BEGIN PROVIDED ENTRIES

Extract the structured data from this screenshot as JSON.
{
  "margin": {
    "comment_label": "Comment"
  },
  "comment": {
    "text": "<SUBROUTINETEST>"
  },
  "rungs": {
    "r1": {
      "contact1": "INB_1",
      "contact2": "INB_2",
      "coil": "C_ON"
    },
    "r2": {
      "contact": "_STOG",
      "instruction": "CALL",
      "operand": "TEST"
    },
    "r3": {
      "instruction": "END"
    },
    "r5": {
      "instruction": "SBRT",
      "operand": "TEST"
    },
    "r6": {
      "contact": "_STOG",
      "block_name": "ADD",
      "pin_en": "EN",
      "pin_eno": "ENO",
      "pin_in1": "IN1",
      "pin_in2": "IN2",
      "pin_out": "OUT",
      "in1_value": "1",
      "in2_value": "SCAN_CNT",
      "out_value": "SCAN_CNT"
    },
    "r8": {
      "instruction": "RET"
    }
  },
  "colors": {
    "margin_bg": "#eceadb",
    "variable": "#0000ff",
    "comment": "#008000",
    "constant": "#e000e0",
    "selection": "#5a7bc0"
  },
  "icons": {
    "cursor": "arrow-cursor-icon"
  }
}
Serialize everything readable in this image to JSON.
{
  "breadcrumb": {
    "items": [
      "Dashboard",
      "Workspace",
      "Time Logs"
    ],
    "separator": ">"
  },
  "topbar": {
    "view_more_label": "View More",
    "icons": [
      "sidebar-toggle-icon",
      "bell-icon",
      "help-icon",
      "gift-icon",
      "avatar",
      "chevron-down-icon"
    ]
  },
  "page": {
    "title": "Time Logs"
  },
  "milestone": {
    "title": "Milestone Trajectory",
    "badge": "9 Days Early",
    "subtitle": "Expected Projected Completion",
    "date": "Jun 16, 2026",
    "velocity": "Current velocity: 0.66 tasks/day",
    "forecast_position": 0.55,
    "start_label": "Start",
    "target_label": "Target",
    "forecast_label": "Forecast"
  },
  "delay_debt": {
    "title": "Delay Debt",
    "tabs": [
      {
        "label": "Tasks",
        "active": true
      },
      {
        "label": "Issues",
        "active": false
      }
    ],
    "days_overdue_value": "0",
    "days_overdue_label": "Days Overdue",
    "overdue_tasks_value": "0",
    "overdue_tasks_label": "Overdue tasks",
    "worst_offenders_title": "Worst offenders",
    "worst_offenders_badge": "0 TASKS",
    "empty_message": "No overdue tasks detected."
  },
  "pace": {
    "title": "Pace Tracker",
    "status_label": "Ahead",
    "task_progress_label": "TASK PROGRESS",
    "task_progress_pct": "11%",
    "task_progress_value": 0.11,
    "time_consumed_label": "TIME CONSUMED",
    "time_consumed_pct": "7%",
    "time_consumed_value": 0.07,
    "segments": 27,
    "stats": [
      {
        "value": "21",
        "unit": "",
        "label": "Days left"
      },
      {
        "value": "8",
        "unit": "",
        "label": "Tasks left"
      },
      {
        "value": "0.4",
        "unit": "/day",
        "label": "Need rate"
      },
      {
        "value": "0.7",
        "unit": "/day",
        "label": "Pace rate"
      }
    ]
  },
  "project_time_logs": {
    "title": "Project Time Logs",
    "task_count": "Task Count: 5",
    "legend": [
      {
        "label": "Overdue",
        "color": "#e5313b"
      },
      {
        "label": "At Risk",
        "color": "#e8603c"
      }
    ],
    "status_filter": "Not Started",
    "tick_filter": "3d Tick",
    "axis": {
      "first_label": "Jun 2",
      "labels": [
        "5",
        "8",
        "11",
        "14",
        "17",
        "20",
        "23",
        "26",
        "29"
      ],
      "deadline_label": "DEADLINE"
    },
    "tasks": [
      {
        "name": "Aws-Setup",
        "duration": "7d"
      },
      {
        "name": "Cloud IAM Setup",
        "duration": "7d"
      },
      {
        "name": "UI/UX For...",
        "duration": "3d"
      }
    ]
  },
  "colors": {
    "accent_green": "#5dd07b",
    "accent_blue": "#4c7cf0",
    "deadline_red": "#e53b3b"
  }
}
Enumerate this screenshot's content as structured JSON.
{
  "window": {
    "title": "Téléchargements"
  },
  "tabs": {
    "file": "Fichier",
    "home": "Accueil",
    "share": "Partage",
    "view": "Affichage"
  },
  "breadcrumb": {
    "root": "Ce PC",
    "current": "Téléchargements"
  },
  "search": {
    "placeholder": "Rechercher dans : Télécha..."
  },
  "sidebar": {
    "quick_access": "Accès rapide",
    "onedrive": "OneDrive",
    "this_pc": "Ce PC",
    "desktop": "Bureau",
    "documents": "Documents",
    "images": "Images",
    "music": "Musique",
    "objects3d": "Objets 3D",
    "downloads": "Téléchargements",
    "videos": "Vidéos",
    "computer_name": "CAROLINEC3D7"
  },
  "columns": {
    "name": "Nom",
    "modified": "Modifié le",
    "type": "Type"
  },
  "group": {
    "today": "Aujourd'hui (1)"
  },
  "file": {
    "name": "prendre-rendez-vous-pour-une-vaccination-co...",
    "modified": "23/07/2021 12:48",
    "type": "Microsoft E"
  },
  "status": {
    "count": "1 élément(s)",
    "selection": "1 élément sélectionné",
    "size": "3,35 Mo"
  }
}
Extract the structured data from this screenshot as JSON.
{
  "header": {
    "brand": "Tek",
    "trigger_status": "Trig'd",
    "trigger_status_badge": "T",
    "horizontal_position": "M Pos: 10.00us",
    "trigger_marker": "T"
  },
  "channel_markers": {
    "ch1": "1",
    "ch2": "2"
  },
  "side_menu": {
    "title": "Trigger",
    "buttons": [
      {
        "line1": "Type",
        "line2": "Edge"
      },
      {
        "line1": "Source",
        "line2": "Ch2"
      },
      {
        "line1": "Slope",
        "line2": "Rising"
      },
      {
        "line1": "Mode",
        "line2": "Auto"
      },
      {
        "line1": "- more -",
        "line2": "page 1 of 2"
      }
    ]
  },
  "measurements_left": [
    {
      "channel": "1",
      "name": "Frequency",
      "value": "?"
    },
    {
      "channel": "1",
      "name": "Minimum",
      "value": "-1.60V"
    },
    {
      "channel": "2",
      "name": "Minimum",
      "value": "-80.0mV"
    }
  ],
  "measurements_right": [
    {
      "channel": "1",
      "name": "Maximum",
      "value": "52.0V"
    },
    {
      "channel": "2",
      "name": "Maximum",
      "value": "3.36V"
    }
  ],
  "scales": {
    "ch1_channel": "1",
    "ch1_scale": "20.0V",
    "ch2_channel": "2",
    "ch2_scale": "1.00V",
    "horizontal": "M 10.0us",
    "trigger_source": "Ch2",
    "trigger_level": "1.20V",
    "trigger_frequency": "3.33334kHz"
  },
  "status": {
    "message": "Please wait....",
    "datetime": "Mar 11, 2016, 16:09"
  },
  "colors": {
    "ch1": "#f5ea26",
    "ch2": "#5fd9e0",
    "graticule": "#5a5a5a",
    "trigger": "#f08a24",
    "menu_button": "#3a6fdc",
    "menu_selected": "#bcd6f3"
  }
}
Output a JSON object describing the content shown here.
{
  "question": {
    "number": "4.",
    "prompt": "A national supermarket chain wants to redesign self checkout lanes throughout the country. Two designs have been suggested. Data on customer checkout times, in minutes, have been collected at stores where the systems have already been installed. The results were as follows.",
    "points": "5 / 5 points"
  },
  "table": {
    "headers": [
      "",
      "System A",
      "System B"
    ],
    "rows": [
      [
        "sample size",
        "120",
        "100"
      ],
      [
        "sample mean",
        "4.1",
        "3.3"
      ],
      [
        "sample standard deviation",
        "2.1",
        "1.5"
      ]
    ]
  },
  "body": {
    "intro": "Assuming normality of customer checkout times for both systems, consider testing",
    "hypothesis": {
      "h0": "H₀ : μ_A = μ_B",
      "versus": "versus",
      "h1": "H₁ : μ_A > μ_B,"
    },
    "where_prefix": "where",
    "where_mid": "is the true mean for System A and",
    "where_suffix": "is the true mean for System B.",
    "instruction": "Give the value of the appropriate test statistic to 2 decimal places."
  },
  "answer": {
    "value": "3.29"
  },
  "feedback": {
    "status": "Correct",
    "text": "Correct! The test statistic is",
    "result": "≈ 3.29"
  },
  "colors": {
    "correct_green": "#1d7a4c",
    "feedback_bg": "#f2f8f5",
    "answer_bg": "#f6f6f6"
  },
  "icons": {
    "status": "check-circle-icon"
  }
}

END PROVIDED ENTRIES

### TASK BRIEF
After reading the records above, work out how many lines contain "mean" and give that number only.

### YOUR SOLUTION
3